§ Work item
Your answer must be every line of the data below that holds the string "discontinuity", copied exactly.

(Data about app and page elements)
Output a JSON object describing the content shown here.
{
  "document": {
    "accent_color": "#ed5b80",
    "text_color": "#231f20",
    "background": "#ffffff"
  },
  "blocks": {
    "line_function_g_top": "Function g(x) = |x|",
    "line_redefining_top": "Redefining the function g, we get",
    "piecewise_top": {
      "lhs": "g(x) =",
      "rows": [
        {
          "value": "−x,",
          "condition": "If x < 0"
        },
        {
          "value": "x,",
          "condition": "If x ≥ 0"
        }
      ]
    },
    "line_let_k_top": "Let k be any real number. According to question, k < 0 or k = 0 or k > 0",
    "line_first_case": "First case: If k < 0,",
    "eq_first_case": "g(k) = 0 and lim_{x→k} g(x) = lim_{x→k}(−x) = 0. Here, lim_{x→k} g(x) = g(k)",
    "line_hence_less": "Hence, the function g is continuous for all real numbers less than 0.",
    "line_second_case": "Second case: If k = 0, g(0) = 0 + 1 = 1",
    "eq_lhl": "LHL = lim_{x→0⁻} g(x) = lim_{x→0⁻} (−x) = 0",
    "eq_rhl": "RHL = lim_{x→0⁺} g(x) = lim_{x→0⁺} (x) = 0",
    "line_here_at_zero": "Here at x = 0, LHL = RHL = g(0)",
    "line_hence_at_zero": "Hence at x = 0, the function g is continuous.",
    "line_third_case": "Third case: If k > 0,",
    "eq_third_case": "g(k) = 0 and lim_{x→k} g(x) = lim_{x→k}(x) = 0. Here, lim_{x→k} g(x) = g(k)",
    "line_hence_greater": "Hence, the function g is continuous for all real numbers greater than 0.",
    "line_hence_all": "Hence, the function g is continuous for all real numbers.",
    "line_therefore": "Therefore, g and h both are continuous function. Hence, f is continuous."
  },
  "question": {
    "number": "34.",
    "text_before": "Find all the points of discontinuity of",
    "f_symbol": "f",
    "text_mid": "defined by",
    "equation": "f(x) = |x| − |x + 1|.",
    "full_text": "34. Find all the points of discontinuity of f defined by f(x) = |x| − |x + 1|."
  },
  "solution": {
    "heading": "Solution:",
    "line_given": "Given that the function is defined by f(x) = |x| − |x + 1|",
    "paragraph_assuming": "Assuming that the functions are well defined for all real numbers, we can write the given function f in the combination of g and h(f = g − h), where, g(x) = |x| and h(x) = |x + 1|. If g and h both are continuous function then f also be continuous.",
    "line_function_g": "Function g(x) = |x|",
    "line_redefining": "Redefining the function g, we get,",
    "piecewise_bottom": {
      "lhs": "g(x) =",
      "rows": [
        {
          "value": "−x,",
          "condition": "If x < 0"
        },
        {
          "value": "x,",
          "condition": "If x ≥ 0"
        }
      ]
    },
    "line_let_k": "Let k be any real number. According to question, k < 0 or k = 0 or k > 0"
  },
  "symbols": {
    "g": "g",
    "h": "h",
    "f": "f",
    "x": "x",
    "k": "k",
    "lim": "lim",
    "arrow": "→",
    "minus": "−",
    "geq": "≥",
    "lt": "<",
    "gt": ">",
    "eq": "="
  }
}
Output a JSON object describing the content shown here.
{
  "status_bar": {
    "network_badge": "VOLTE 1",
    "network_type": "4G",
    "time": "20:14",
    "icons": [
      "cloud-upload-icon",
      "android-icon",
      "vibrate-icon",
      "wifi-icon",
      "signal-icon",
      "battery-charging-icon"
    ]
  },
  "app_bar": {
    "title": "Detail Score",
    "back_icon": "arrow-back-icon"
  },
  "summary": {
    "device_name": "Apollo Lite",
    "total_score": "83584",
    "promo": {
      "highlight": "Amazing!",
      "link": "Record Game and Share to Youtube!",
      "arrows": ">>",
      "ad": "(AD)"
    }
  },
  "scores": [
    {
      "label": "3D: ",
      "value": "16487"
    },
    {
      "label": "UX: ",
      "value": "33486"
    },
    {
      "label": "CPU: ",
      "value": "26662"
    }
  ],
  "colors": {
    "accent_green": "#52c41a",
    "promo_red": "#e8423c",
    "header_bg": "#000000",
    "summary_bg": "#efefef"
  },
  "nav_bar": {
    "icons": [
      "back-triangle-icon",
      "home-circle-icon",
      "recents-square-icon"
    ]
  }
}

§ Task result
    "text_before": "Find all the points of discontinuity of",
    "full_text": "34. Find all the points of discontinuity of f defined by f(x) = |x| − |x + 1|."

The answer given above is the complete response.